Overall, Once & Always is an exciting adult return to the Mighty Morphin Power Rangers of old, and there’s a lot to enjoy in it. For fans of the original series, the special builds on the beloved characters and brings them into the present day in a reverent, nostalgic blast of adventure, with all the visual style of the 90s show mixed with modern flair. As a fan of Mighty Morphin’ Power Rangers, I loved getting to see these characters return and kick Putty butts again. But that nostalgia also is its major downfall, as it doesn’t really have a lot to offer past that.

Rocky just wants to have fun lunch

Watching this special, there is a feeling of something missing at the heart of it. Don’t get me wrong, there certainly is a lot of love and respect, and I had a fantastic time watching it, but at the same time it feels a little bit empty in a way that leaves me wanting more. The special seems to be a celebration of 30 years of Power Rangers, but I came away feeling like it was a celebration of about 3 years of Power Rangers, with little interest in what came after. I kind of wanted something that could be a bridge into the excitement that I have about all of Power Rangers – something that could take fans of the original team and get them excited about the Rangers that followed in their footsteps. I realize that I am far from a casual Power Rangers fan, so this this is going to be very unique to me, so feel free to take my opinion with a heaping helping of salt. I realize that I’m coming in with hopes and expectations that were never intended to be met, and that’s fine.

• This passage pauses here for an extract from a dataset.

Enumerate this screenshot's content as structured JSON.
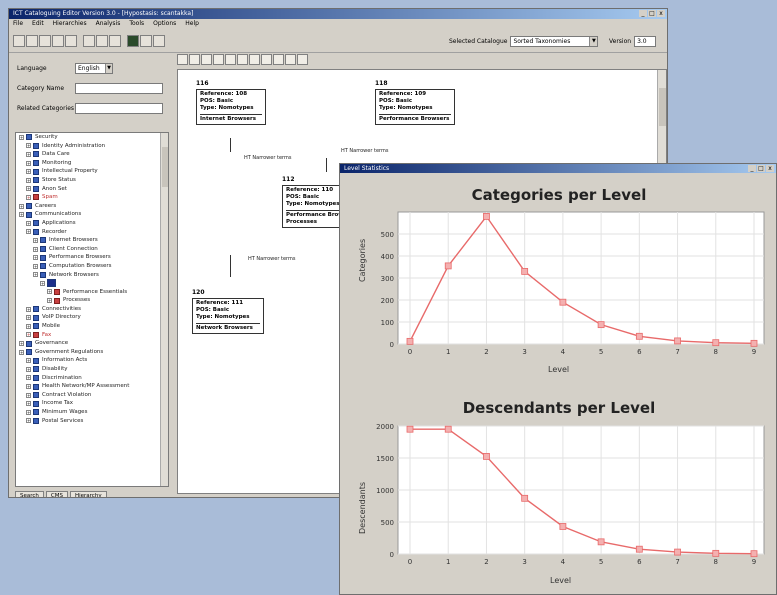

By itself, Mighty Morphin Power Rangers: Once & Always is an amazing tribute to a cast and series that builds on and extends its source material into the modern age. It’s fun and nostalgic, and well worth a watch for anyone who fondly remembers sitting in front of the TV and watching five (or six) teenagers with attitude fight evil every weekday afternoon. But ultimately, that’s kind of all it is. And I’m okay with that.